Had I just purchased it, maybe gave it a run, and found out I didn't like it, I could PPT to you legally without issue (in a short time frame, mind you), because I didn't buy it for you.

Mstrty
11-02-2009, 8:48 PM
You're missing the point of the above bolded section; for a straw purchase to take place either the subsequent owner is a prohibited person and can't purchase via an FFL so enlists the aid of a non-prohibited straw purchaser, OR the subsequent owner is a non-prohibited person that utilizes another non-prohibited straw purchaser to purchase the firearm for him and illegally transfer it to him.

If you purchase a firearm and transfer via an FFL to a subsequent non-prohibited person no straw purchase takes place. The purpose of the straw-purchase prohibition is to prevent illegal transfer, not prevent legal ones at an FFL.

None of this ^^ has nothing to do with this post. Were not talking about transferring anything without a 4473 and a 10 day wait. We are only discussing the length of time between the original sale to a LEO and the buyer through a PPT. and also discussing intent. If I was a LEO I would argue that I could with intent to buy a gun and own it for a very short time (10 seconds) I could then legally sell it with all the proper PPT documents filled out buy the buyer and a 10 day wait.
If what I am claiming is true and legal then why are not LEO's helping us out. there is money to be made. hypothetically of course. Or they are and I just dont know the secret handshake.:)

CHS
11-02-2009, 9:16 PM
In other words, if an ATF agent were to ask me why I bought some particularly firearm, and I answered, "I bought it for a friend.

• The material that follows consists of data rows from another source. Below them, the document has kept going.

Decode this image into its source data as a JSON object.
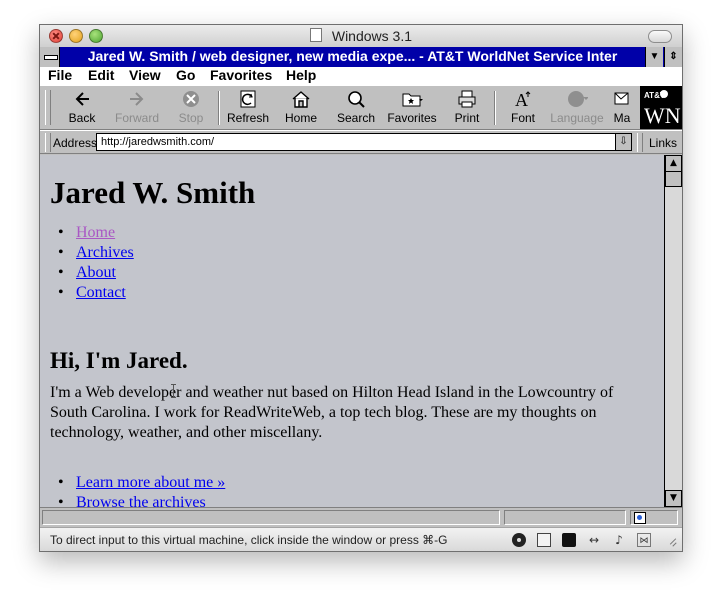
{
  "mac_window": {
    "title": "Windows 3.1"
  },
  "browser": {
    "caption_title": "Jared W. Smith / web designer, new media expe... - AT&T WorldNet Service Inter",
    "menu_items": [
      "File",
      "Edit",
      "View",
      "Go",
      "Favorites",
      "Help"
    ],
    "toolbar": {
      "buttons": [
        {
          "label": "Back",
          "icon": "back-arrow-icon",
          "enabled": true
        },
        {
          "label": "Forward",
          "icon": "forward-arrow-icon",
          "enabled": false
        },
        {
          "label": "Stop",
          "icon": "stop-icon",
          "enabled": false
        },
        {
          "label": "Refresh",
          "icon": "refresh-icon",
          "enabled": true
        },
        {
          "label": "Home",
          "icon": "home-icon",
          "enabled": true
        },
        {
          "label": "Search",
          "icon": "search-icon",
          "enabled": true
        },
        {
          "label": "Favorites",
          "icon": "favorites-icon",
          "enabled": true
        },
        {
          "label": "Print",
          "icon": "print-icon",
          "enabled": true
        },
        {
          "label": "Font",
          "icon": "font-icon",
          "enabled": true
        },
        {
          "label": "Language",
          "icon": "language-globe-icon",
          "enabled": false
        },
        {
          "label": "Ma",
          "icon": "mail-icon",
          "enabled": true
        }
      ],
      "brand_small": "AT&T",
      "brand_large": "WN"
    },
    "address_bar": {
      "label": "Address",
      "url": "http://jaredwsmith.com/",
      "links_label": "Links"
    }
  },
  "page": {
    "site_title": "Jared W. Smith",
    "nav": [
      "Home",
      "Archives",
      "About",
      "Contact"
    ],
    "intro_title": "Hi, I'm Jared.",
    "intro_text": "I'm a Web developer and weather nut based on Hilton Head Island in the Lowcountry of South Carolina. I work for ReadWriteWeb, a top tech blog. These are my thoughts on technology, weather, and other miscellany.",
    "more_links": [
      "Learn more about me »",
      "Browse the archives"
    ]
  },
  "vm_status": {
    "message": "To direct input to this virtual machine, click inside the window or press ⌘-G"
  },
  "colors": {
    "caption_blue": "#0000a8",
    "link_blue": "#0000ee",
    "visited_purple": "#a957c4",
    "page_background": "#c3c5cc"
  }
}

We're going to PPT through a dealer, legally, though, because CA law stipulates I can't PPT legally without doing so," the short story is I'm going to have a problem. Because even if I PPT through a dealer legally, I bought the firearm for someone else. That's no bueno.


Unless you say "I bought it for a friend as a gift."

Then you would have absolutely no issues whatsoever.

TwitchALot
11-02-2009, 9:30 PM
Unless you say "I bought it for a friend as a gift."

Then you would have absolutely no issues whatsoever.

Well, if it actually is a gift. In any case, this more of a matter of technicality than practicality. Although the government can make your life miserable even if you're innocent, the burden of proof of intent lies on the ATF. In reality, many of the laws we have are difficult, if not impossible, to enforce, making the odds of getting caught slim to none. That doesn't make it legal, though.